Although the NBN represents a change in the network used to deliver fixed-line telecommunications services, existing telecommunications safeguards and protections will continue to apply to services provided over the NBN.
USO (Universal Service Obligation)
Telstra can fulfil its obligation under the USO to supply a standard telephone services over the NBN. In fulfilling this obligation, Telstra will supply the first standard telephone service to each premises following a valid request. A standard telephone service can be supplied using wireless and fixed line technologies on the NBN.
The Customer Service Guarantee (CSG Standard)
The CSG Standard outlines minimum performance standards for the connection and fault repair of standard telephone services. If the CSG Standard applies, and a service provider does not meet the timeframes specified in the CSG Standard, compensation must be paid to the affected consumer. Migration of your service to the NBN may not be covered by the CSG Standard.
The CSG Standard can apply to landline telephone services provided over the NBN—however, not all providers will provide a service covered by the CSG Standard. Service providers are also able to ask you to waive your rights to receive a service. More information is available on the ACMA’s CSG Standard page and the Waiver of rights under the CSG Standard page.
Emergency call service
All providers of standard telephone services, including standard telephone services provided over the NBN, are required to provide free access to emergency call services. Triple Zero (000) is the number for the emergency call service in Australia. People who are deaf or have a hearing- or speech-impairment may contact the TTY (teletypewriter) emergency service by dialing 106 (or by contacting the National Relay Service). 112 is a secondary emergency number in Australia that can be dialed from mobile phones. More information is available on the TripleZero website at TripleZero.Gov.Au

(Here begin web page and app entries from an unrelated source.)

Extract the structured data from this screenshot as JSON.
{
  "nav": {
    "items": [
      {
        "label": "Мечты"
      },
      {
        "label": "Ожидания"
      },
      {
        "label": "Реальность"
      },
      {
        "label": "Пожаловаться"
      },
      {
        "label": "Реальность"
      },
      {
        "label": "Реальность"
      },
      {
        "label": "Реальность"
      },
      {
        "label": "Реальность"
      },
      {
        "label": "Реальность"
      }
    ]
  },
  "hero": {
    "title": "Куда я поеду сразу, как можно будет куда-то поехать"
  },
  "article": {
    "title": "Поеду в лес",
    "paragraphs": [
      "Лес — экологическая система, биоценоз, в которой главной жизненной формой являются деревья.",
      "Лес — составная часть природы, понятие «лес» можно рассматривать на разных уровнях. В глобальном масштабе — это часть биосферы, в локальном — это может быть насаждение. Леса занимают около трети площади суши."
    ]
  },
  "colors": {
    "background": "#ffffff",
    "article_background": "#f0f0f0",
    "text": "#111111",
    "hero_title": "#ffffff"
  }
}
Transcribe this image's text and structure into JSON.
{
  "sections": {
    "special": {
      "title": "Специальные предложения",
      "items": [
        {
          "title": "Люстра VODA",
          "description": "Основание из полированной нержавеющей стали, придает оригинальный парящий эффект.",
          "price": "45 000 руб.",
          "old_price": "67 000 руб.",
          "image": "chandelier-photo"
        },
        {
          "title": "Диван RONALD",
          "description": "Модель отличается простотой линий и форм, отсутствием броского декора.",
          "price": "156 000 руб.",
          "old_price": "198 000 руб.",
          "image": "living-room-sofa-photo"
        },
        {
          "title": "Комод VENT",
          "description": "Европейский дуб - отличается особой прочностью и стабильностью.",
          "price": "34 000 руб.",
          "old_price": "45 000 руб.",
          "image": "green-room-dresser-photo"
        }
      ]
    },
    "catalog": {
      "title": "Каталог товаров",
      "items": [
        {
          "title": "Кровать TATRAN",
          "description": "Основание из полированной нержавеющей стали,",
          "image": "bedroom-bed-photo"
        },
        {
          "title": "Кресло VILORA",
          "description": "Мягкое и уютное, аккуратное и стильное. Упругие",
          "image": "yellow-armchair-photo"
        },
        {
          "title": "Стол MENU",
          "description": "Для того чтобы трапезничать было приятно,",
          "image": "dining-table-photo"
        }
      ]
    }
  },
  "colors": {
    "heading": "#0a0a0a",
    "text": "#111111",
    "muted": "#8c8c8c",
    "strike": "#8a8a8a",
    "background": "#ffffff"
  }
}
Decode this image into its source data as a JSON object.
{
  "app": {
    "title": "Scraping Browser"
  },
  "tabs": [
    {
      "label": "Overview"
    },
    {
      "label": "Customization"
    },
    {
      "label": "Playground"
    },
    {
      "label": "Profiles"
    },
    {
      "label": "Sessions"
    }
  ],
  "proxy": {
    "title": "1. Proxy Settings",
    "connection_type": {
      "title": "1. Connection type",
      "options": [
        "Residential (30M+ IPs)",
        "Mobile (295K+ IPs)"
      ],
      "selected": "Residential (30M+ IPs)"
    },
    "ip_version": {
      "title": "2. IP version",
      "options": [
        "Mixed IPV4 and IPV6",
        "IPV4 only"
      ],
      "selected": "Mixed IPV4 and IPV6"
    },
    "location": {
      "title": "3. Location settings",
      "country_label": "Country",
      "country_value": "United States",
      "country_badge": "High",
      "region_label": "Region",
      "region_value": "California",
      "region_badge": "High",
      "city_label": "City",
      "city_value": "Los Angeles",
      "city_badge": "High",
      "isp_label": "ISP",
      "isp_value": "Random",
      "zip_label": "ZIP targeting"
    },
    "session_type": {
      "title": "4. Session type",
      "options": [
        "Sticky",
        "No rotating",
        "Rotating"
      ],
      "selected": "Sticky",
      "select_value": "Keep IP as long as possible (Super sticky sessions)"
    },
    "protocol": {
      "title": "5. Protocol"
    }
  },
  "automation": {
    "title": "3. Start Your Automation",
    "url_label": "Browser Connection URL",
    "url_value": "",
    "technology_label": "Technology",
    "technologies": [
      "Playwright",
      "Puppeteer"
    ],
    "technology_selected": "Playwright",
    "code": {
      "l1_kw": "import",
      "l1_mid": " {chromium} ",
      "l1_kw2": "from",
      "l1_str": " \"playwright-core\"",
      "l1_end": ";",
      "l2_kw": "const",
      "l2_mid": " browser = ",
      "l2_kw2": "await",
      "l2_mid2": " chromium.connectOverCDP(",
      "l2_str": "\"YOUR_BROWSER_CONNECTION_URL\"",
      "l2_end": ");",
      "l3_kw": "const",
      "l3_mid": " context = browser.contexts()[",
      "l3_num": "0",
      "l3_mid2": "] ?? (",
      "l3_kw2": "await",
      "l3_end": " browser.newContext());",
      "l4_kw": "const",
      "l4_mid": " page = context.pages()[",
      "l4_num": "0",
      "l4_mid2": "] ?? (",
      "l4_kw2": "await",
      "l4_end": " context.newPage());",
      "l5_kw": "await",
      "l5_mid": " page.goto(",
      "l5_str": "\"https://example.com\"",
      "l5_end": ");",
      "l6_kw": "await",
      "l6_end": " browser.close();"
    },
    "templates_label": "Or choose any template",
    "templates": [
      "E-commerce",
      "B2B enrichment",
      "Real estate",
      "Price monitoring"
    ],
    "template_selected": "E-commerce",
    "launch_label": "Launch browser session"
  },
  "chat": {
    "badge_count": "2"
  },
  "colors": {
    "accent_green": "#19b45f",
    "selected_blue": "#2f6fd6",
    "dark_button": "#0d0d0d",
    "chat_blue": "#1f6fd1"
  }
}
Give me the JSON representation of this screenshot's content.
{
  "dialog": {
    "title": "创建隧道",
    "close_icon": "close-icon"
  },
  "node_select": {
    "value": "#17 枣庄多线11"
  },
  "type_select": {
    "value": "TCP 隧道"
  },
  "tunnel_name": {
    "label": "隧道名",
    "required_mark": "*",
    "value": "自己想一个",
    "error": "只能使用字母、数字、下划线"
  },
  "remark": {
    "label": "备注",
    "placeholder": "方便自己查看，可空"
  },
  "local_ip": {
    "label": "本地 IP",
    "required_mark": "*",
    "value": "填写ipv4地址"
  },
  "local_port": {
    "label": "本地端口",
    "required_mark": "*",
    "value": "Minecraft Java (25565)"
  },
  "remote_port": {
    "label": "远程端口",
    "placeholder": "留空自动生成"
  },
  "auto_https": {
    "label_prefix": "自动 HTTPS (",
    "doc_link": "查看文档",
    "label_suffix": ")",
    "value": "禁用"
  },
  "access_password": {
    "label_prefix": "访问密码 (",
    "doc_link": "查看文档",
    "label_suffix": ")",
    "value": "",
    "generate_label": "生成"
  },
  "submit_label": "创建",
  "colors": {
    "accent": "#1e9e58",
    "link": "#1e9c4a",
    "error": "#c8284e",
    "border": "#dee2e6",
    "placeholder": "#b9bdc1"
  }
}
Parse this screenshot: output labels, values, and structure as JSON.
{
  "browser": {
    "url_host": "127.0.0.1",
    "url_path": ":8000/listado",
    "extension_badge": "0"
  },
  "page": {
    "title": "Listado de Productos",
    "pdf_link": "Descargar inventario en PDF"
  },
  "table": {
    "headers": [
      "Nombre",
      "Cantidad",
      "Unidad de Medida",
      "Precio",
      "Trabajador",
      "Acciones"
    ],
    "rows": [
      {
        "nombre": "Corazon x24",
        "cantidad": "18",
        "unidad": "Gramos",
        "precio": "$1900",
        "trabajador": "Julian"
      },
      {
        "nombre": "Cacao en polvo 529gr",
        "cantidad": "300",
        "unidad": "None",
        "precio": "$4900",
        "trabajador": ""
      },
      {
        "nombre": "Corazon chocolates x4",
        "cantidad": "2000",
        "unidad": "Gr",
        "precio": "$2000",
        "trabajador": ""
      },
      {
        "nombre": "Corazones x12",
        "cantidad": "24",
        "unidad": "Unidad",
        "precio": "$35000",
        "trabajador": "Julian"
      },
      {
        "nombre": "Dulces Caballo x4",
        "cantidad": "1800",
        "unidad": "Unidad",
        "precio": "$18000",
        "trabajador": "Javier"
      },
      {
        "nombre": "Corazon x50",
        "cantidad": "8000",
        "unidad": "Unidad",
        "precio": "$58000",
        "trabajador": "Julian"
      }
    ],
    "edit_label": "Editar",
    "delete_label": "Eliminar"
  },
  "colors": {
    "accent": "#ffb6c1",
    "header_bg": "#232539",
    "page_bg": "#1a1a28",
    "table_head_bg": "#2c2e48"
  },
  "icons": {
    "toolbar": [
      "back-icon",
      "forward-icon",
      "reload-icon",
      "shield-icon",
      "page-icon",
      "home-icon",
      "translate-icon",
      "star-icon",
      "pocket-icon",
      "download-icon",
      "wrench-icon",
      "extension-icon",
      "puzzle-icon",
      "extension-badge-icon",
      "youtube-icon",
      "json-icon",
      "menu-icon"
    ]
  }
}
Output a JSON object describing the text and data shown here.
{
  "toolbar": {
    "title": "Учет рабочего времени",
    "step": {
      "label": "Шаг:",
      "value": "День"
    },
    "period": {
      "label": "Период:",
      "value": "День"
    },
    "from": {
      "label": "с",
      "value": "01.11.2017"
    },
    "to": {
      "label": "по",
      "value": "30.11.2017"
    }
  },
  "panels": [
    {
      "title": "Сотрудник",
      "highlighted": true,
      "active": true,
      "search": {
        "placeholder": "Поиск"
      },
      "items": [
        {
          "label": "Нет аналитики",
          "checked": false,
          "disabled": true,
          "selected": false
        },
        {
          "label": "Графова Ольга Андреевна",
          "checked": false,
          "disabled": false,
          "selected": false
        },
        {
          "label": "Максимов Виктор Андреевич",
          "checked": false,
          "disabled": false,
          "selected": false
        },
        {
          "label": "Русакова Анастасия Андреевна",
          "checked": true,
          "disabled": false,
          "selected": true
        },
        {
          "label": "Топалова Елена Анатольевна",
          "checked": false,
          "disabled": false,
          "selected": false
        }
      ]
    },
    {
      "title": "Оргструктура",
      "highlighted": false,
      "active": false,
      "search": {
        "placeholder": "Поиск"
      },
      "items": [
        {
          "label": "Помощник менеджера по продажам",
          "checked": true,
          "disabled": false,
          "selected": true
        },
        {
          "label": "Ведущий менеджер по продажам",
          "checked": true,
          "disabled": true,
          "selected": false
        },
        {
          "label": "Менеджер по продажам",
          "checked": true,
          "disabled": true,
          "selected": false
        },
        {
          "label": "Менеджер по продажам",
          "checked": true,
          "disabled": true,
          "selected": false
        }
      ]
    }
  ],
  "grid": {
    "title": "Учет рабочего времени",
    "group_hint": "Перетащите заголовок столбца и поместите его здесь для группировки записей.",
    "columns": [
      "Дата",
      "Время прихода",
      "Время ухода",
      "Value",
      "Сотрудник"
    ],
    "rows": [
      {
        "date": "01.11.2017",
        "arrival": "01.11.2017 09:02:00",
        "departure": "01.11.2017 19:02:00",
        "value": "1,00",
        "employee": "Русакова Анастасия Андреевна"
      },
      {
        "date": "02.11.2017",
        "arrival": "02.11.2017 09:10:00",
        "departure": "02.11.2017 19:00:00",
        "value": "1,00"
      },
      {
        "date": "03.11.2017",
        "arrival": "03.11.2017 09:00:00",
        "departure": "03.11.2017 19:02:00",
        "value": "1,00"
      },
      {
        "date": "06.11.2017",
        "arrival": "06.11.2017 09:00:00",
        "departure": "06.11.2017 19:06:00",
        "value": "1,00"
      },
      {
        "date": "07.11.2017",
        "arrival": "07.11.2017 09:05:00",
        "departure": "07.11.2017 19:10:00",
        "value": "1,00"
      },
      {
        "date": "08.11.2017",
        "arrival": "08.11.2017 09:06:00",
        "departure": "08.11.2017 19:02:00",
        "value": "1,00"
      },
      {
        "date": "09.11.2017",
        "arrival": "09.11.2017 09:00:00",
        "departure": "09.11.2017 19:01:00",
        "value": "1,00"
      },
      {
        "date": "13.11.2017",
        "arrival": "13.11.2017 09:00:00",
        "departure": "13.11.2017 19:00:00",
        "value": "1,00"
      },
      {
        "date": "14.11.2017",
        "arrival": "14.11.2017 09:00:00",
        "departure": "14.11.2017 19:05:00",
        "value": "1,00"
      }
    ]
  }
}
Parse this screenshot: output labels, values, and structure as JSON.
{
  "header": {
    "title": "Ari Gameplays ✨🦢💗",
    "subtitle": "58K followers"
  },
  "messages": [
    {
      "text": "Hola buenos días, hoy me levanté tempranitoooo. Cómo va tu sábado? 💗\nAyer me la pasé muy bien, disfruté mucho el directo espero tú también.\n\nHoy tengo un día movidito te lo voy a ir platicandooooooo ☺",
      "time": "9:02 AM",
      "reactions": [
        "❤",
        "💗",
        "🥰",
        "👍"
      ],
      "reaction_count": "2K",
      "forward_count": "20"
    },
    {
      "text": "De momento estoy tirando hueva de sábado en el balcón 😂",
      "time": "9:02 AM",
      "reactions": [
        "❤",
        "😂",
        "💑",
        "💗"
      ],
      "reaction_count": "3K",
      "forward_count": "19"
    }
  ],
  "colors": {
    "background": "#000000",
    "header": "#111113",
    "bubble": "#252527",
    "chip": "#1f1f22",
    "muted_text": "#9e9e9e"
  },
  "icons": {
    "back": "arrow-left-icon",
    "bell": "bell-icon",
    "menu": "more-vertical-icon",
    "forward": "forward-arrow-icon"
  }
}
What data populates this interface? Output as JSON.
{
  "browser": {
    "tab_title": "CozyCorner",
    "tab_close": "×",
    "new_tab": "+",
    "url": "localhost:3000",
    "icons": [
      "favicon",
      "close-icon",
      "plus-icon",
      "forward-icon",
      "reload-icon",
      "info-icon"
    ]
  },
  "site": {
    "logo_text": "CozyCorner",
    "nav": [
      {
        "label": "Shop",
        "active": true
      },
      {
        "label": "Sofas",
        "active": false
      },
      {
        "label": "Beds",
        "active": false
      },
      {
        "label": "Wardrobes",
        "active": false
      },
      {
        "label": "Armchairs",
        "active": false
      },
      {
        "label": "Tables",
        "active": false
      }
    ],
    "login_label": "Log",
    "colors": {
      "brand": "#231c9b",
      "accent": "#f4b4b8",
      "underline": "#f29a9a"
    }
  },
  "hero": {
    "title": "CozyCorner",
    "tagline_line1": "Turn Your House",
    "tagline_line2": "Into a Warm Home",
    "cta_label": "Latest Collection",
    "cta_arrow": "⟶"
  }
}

Special telecommunications equipment and services to facilitate ease of access
People who are deaf, or have a hearing- or speech-impairment have a right to telecommunications services and certain types of disability equipment to facilitate ease of access. If you use special equipment to access a telecommunications service, you should check with your service provider and/or the equipment manufacturer whether your equipment will work with an NBN service. Services such as the National Relay Service will continue to operate over the NBN. More information is available in the ACMA’s Telecommunications equipment for the disabled fact sheet.
Priority Assistance is a rapid connection and fault repair service for telephone services of people who have (or are living with a person who has) a diagnosed life-threatening condition that is at risk of rapid, life-threatening deterioration. Telstra is required to offer Priority Assistance as part of its carrier licence condition for telephone services provided over the NBN. More information is available on the ACMA’s Priority Assistance Information page.
The Telecommunications Consumer Protections (TCP) Code
The Telecommunications Consumer Protections (TCP) Code applies to all internet and telephone service providers, including those who are providing services over the NBN. The TCP Code requires service providers to adhere to minimum levels of conduct with consumers for the provision of services, contracts, billing and complaints-handling. More information on the TCP Code is available on the ACMA’s website.
How to make a complaint
If you have a complaint about your telephone or internet service, you should first contact your service provider. If you are unable to resolve your dispute directly with your service provider, you may contact the TIO. The TIO is a free independent dispute resolution service that aims to assist individuals and small businesses to resolve disputes with their internet or telephone service provider. You can contact the TIO on its website or by calling 1800 062 058.